Do you believe in Nostratics?

eestlane   Sun Oct 29, 2006 6:57 am GMT
Do you think the theories and examples for the hypothetical Nostratic are sufficient in order to believe in the existence of such a language of the past?

As for me I am not VERY sure but though am I quite certain that Indo-European and Finno-Ugric languages must have had some conjunction.

Let's regard the word 'water'. The Proto-Indo-European word for it is 'wodr-' or 'wed-' and the Proto-Finno-Ugric root is 'vedt-' or 'vis-'. Then the word 'name'. I.E. root is 'nom-' and F.U. equivalent is 'nim-'.
Then the personal pronoun of 'I' or 'me'. I.E. probable proto-root is 'me' and Finno-Ugric is 'ma'.
And there are much more roots that are similar, if not in Nostratics, then in Indo-Uralic certainly.

So I actually tend to believe in the superfamily of Indo-Uralic which binds both all the Indo-European languages and all the Finno-Ugric languages (including so extreme languages as even Estonian and Hungarian).
eestlane   Sun Oct 29, 2006 11:35 am GMT
one can believe very much but the so-called archaic-type of a language counts nothing. Although the Finno-Ugric languages are ancestral is it 100% certain that the Proto-Finno-Ugric was spoken in the region of Ural Mountains first, and then, thousends of years later, the people moved to the coast of Baltic Sea, to the area of today's Finland and Estonia. So the contact between Indo-European and Finno-Ugric (if at all) must have, assuredly, found place in Asia, for, by the time the Uralic people wandered to the shore of the Baltic Sea, the Indo-Europeans were already in Southern Europe, on the peninsula of Balcan, so, the today's European languages can by no means be influenced by Finno-Ugric DIRECTLY, but they can be connected distantly by the probable contacts in Asia, for instance by the Caspian Sea. It is wellknown that the origin of Indo-European is in the area of India and the origin of Finno-Ugric in the Ural Mountains.
Cow   Sun Oct 29, 2006 2:22 pm GMT
>> Some linguists believe that Proto-Indo-European (the prehistoric ancestor of English) may have even started out as a dialect of Finnish. <<

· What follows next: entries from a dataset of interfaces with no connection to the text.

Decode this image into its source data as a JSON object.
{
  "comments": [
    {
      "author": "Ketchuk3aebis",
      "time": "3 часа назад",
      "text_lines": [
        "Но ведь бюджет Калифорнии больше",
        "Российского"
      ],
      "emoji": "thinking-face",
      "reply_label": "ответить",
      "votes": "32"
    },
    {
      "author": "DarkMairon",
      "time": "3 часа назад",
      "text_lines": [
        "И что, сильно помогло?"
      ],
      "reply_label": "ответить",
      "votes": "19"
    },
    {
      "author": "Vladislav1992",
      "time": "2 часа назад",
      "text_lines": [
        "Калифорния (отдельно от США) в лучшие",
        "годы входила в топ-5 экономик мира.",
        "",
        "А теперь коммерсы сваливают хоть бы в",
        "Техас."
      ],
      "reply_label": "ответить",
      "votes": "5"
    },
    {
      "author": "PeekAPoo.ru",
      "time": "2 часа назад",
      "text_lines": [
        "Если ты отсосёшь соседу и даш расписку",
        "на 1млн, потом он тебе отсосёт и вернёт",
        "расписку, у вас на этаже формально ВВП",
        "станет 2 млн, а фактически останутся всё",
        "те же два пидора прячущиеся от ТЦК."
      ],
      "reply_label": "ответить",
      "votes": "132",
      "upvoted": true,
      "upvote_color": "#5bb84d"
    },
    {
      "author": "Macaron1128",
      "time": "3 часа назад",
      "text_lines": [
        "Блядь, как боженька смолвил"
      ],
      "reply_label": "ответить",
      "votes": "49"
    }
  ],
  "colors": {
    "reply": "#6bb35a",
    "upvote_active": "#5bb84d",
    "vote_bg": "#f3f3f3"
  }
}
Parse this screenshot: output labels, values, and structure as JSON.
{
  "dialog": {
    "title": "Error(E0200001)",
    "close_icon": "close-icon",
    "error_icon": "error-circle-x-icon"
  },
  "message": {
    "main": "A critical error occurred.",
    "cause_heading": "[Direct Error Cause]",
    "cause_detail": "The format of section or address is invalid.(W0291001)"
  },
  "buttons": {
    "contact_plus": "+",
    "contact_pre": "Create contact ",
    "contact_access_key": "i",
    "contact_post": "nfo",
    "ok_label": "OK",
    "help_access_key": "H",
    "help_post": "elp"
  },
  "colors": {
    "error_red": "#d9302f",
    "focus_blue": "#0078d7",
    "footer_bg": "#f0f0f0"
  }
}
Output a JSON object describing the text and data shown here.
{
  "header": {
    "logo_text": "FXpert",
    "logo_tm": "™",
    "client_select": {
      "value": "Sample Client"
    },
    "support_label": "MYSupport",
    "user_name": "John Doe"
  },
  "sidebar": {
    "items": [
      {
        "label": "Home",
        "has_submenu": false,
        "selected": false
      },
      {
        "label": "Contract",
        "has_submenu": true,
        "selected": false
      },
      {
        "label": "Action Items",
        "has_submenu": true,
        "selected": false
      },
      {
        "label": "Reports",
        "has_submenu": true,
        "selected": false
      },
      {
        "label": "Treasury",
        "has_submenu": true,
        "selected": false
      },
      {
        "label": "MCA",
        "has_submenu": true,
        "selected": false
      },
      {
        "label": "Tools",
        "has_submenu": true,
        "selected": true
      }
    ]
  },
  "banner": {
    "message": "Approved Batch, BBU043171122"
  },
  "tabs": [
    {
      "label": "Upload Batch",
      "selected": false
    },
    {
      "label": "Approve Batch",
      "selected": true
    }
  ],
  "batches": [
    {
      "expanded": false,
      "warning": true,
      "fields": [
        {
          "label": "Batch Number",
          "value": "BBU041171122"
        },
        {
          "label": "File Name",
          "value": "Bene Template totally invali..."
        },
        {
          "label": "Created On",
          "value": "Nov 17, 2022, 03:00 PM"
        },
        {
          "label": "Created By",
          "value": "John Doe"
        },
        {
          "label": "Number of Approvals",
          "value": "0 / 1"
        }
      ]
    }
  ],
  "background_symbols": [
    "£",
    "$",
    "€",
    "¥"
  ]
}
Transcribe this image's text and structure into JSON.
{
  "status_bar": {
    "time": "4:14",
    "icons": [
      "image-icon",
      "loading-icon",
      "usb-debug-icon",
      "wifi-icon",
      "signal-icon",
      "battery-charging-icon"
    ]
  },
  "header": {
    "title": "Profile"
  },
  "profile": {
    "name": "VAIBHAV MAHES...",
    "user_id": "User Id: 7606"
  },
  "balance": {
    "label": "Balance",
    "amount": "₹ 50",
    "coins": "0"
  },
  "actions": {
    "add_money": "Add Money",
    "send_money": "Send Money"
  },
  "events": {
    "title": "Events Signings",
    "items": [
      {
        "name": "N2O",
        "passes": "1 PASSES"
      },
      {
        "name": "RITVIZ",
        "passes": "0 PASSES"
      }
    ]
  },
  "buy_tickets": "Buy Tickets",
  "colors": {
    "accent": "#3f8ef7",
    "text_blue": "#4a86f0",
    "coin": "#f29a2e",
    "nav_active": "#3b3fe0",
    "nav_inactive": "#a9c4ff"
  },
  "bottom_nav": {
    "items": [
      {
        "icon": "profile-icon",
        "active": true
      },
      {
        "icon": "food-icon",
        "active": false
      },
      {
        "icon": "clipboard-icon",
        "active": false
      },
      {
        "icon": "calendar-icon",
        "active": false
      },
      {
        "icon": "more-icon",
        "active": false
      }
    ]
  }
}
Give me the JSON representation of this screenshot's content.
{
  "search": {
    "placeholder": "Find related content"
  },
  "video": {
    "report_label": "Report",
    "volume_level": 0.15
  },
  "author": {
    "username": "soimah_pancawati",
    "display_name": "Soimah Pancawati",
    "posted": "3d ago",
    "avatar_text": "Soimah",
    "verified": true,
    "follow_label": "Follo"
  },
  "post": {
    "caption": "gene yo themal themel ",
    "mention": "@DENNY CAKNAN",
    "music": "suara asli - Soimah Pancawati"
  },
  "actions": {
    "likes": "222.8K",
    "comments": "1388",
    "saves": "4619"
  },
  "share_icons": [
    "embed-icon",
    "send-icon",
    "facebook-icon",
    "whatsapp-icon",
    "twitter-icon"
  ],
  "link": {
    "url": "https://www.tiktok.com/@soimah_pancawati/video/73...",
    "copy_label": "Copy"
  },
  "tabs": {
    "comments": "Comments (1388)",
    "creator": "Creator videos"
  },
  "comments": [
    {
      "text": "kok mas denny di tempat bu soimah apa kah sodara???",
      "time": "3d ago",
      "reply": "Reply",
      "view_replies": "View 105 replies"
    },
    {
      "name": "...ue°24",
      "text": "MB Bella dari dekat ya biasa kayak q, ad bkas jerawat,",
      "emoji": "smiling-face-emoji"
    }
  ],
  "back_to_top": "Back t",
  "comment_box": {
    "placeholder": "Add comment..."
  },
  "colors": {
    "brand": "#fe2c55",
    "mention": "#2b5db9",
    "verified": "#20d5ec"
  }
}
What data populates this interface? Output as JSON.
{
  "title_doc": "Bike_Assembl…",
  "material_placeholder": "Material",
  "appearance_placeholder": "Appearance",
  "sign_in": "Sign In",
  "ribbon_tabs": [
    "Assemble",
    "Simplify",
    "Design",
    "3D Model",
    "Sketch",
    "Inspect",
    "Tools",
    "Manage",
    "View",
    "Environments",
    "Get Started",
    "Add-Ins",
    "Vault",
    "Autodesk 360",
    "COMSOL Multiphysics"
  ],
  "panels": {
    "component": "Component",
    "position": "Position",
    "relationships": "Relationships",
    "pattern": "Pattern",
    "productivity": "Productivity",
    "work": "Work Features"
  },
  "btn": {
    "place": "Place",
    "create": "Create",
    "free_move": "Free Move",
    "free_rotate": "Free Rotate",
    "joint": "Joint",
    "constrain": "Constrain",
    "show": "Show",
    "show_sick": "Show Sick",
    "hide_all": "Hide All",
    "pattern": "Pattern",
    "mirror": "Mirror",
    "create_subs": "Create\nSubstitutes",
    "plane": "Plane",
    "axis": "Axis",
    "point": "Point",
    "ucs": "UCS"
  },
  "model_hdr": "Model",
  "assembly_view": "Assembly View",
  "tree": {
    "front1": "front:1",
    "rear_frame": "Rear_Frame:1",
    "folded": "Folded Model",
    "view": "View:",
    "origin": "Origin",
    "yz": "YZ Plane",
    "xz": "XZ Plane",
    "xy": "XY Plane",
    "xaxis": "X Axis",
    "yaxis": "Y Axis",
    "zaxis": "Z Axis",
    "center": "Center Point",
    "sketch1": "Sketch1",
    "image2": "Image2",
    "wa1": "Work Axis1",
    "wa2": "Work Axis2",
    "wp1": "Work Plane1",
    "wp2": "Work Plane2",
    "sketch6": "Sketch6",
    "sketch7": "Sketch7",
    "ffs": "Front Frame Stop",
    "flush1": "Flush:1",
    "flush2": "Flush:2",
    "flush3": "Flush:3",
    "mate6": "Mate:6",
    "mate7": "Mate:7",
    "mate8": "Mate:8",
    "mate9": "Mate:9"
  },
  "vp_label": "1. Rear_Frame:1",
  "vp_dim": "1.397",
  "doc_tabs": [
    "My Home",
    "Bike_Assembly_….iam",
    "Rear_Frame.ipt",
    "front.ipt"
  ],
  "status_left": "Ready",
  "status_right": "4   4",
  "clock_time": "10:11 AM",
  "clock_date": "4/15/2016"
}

lmao. No... the only linguistics believe that Proto-Indo-European started out as a dialect of Finnish, also believe that humans evolved from monkeys and chimps. They really believe that there may have been an ancient common ancestor for both of them. Saying that Proto-Indo-European evolved from a dialect of Finnish is like saying that Latin evolved from Ebonics. Finnish is a modern language. Nostratic may have been the parent language of: Indo-European, Uralic and Altaic languages. Many modern linguists express considerable skepticism of the data put forward to demonstrate interrelationships between the various language families under the Nostratic umbrella. The main criticism of Nostratic holds that the methodology used leads people to see patterns that actually result from coincidences. In reconstructing Nostratic, supporters do not use the techniques that linguists have established to prevent false positives, such as insisting on examining only regular sound shifts.
to cow   Sun Oct 29, 2006 5:34 pm GMT
you took the text directly out of and what is more, out of the chapter 'Criticism'. read the topics which support the theories.
eestlane   Sun Oct 29, 2006 5:47 pm GMT
but there are some more secret evidents which show us that the F.U and I.E. are connected.
The Finnish and Estonian languages have their equivalents for 8 and 9 as follows: respectively 'kahdeksä' and 'yhdeksa', and 'kaheksa' and 'üheksa'. If we part the words 'kah + deksa' then we get two roots: 'kah' means 2 and out of the other word, the 'yh-' means 1. So probably, in Finno-Ugric languages 8 means 'two till ten' and 9 'one till ten'. And the root 'deksa-', if this former theory is right, must mean 10. Now, let's remember what is the Indo-European equivalent for 10? It is 'deka', of course. That is a very, very good evident of their being connected with each other.

And, I insist that there are MUCH MORE similarities, so they cannot be just coincidences.
Cow   Sun Oct 29, 2006 6:11 pm GMT
Well, it certainly is possible. But can we really be all that sure how a language so many thousands of years before writing sounds like? Sure you can try to reconstruct words, but do you really think that is how people spoke back then? Those languages could very well be related, but to try to reconstruct such an ancient language seems rather far fetched.
Cow   Mon Oct 30, 2006 3:27 pm GMT
>> There were Indo-European (or Aryan) invasions of India between 1500 and 1200 B.C. but these invasions appear to have originated from the steppes of Russia. <<

Where did the non-Aryan Indians originate from? Did the Indo-Europeans displace them or are there some still around in India?